They discussed this on the Team 1200 today and I think the options were "ban fighting, do nothing as it is purely coincidental that three enforcers passed away, or provide assistance and investigate". If this continues to happen to enforcers I think the NHL needs to work with GM's to redefine the enforcer position. They're in a tough position due to their instability and lack of ice time - but then again anyone can be in this position. I didn't see Roman Lyashenko suffering any ice time.
Adrian Dater wrote a great piece this morning about this issue. He didn't go all preachy or write a knee-jerk article. What he wrote about was his experiences behind the scenes with our beloved "goons" and what they actually go through in order to keep their job.
I've had the opportunity to get to talk to several enforcers throughout the years. They've all been extremely nice men. They've all had great personalities. The thing about it though is besides one guy (who had a very short career), they've all hated fighting and wished they could be doing something else. It's no coincidence that some of the greatest celebrations we see out on the ice where pure happiness shines through and makes you smile is when a "tough guy" scores a goal or makes a great play. That's what they grew up doing, that's what they wish they could be doing on a nightly basis...

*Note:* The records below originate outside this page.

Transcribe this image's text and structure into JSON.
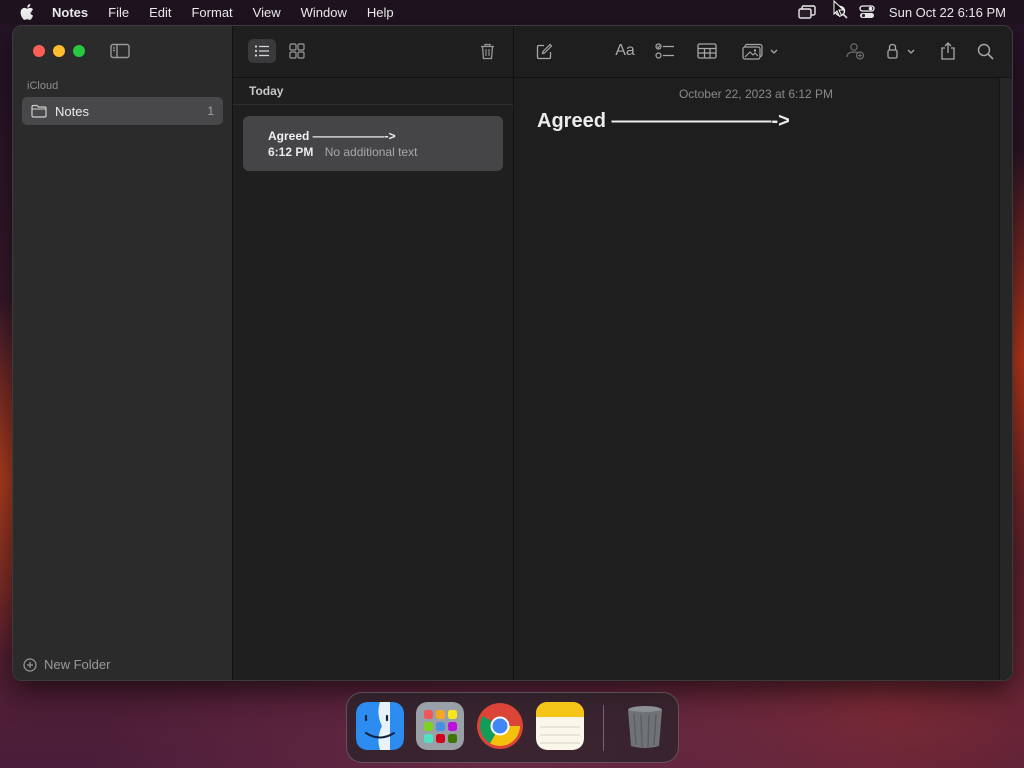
{
  "menubar": {
    "apple_icon": "apple-icon",
    "app_name": "Notes",
    "items": [
      "File",
      "Edit",
      "Format",
      "View",
      "Window",
      "Help"
    ],
    "clock": "Sun Oct 22  6:16 PM",
    "status_icons": [
      "screen-mirroring-icon",
      "spotlight-search-icon",
      "control-center-icon"
    ]
  },
  "sidebar": {
    "section_label": "iCloud",
    "folders": [
      {
        "label": "Notes",
        "count": "1",
        "icon": "folder-icon"
      }
    ],
    "new_folder_label": "New Folder"
  },
  "notelist": {
    "group_header": "Today",
    "notes": [
      {
        "title": "Agreed ——————->",
        "time": "6:12 PM",
        "preview": "No additional text"
      }
    ]
  },
  "editor": {
    "date": "October 22, 2023 at 6:12 PM",
    "title": "Agreed ————————->"
  },
  "toolbar_icons": {
    "list_view": "list-view-icon",
    "gallery_view": "gallery-view-icon",
    "delete": "trash-icon",
    "compose": "compose-icon",
    "format": "Aa",
    "checklist": "checklist-icon",
    "table": "table-icon",
    "media": "media-icon",
    "collaborate": "collaborate-icon",
    "lock": "lock-icon",
    "share": "share-icon",
    "search": "search-icon"
  },
  "dock": {
    "apps": [
      "Finder",
      "Launchpad",
      "Google Chrome",
      "Notes",
      "Trash"
    ]
  },
  "colors": {
    "close": "#ff5f57",
    "minimize": "#febc2e",
    "maximize": "#28c840",
    "window_bg": "#1e1e1e",
    "sidebar_bg": "#2b2b2c",
    "selected_row": "#48484a",
    "notes_yellow": "#f5c518"
  }
}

For any of you that attended the "Bumps, Bruises, and Bedtime Stories" comedy show last season with Stu Grimson, Reid Simpson, Jim McKenzie, and Wade Belak you'll remember that McKenzie was a power forward that scored goals and played on scoring lines all the way through his time up till he fought in a preseason game for Hartford as a rookie trying to make the team as an 18 year old. When he spoke with his father on the phone after the game his father told him he just made the biggest mistake of his career because that's what they'd want him to do the rest of his career. McKenzie has two Stanley Cup rings, he even got to play in the Stanley Cup Finals with the Devils, but his father was right...he was no longer counted upon to score goals, when he was tapped on the shoulder he was expected to drop the gloves and fight...
in some cases(not all) it is how a played lived during his time in the NHL that causes the greatest damage after they leave the game
Belak had a job lined up for this season--many don't
lets wait to see WHY he died before he rush to say the NHL or NHLPA needs to step into the personal lives of the playear
to me, this topic shouldn't be a knee-jerk reaction to belak's death, it should have been looked at a while ago. No matter the circumstance of how it happened, it did. The question is, could it have been prevented with a stronger program in place, and I think it could. The program shouldn't start when a guy retires, but when any number of parameters are met. Basically, a group needs to identify when a guys career is a year or two from ending, whether from age or skill. It may not be popular, and this made up board could be wrong and a guyy could play another 4-5 years, but he would be prepared for the transition.
Attitidues like Brent Sopel's shouldn't be there. He tweeted something along the lines of "once you are out of the league you are forgotten. They treat you like a piece of meat." that shouldn't be the case with any nhl alumni.
I don't like Landsberg's comments describing his interactions with Belak. Belak sent him a text and then they spoke about a show he talked about depression. Then Landsberg apparently said "well how did you hear it you're in Nashville?" and Belak said he listened to it online.
What kind of an accusation is that? I live in upstate NY but I watch TSN every day...anything suspicious about that? No one in Nashville listens/watches a broadcast in other places than Nashville? I would think every NHL'er logs on in the offseason. Just a really fishy comment that makes me think Landsberg is full of it - if you haven't arrived at that conclusion already.